Set the data down once more, in full and exactly.
Information given: Begin
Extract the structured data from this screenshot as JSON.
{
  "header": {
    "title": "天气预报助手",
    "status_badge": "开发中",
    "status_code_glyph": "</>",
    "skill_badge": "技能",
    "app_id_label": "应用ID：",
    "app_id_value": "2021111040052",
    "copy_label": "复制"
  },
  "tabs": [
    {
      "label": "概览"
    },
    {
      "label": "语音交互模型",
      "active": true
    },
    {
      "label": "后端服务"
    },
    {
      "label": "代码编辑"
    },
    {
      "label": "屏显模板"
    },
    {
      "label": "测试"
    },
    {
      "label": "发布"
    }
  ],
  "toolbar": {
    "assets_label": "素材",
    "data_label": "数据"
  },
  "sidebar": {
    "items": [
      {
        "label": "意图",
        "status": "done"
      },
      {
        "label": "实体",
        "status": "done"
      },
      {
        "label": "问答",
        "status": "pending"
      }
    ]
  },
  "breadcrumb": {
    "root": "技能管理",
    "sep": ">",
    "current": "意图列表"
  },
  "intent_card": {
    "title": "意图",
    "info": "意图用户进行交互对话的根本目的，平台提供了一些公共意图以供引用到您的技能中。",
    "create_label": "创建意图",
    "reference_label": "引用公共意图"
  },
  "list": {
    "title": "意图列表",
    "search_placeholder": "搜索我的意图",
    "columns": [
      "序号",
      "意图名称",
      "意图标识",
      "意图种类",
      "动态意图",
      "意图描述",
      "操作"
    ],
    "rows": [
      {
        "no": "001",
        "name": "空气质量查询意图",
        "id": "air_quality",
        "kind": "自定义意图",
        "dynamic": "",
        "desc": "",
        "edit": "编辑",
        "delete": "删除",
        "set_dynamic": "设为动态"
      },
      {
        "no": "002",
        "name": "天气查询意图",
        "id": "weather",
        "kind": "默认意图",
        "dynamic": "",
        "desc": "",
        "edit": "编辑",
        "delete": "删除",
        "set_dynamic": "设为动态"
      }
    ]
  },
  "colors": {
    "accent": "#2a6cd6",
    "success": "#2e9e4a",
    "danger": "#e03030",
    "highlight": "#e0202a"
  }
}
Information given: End
● Output of the task:
Extract the structured data from this screenshot as JSON.
{
  "header": {
    "title": "天气预报助手",
    "status_badge": "开发中",
    "status_code_glyph": "</>",
    "skill_badge": "技能",
    "app_id_label": "应用ID：",
    "app_id_value": "2021111040052",
    "copy_label": "复制"
  },
  "tabs": [
    {
      "label": "概览"
    },
    {
      "label": "语音交互模型",
      "active": true
    },
    {
      "label": "后端服务"
    },
    {
      "label": "代码编辑"
    },
    {
      "label": "屏显模板"
    },
    {
      "label": "测试"
    },
    {
      "label": "发布"
    }
  ],
  "toolbar": {
    "assets_label": "素材",
    "data_label": "数据"
  },
  "sidebar": {
    "items": [
      {
        "label": "意图",
        "status": "done"
      },
      {
        "label": "实体",
        "status": "done"
      },
      {
        "label": "问答",
        "status": "pending"
      }
    ]
  },
  "breadcrumb": {
    "root": "技能管理",
    "sep": ">",
    "current": "意图列表"
  },
  "intent_card": {
    "title": "意图",
    "info": "意图用户进行交互对话的根本目的，平台提供了一些公共意图以供引用到您的技能中。",
    "create_label": "创建意图",
    "reference_label": "引用公共意图"
  },
  "list": {
    "title": "意图列表",
    "search_placeholder": "搜索我的意图",
    "columns": [
      "序号",
      "意图名称",
      "意图标识",
      "意图种类",
      "动态意图",
      "意图描述",
      "操作"
    ],
    "rows": [
      {
        "no": "001",
        "name": "空气质量查询意图",
        "id": "air_quality",
        "kind": "自定义意图",
        "dynamic": "",
        "desc": "",
        "edit": "编辑",
        "delete": "删除",
        "set_dynamic": "设为动态"
      },
      {
        "no": "002",
        "name": "天气查询意图",
        "id": "weather",
        "kind": "默认意图",
        "dynamic": "",
        "desc": "",
        "edit": "编辑",
        "delete": "删除",
        "set_dynamic": "设为动态"
      }
    ]
  },
  "colors": {
    "accent": "#2a6cd6",
    "success": "#2e9e4a",
    "danger": "#e03030",
    "highlight": "#e0202a"
  }
}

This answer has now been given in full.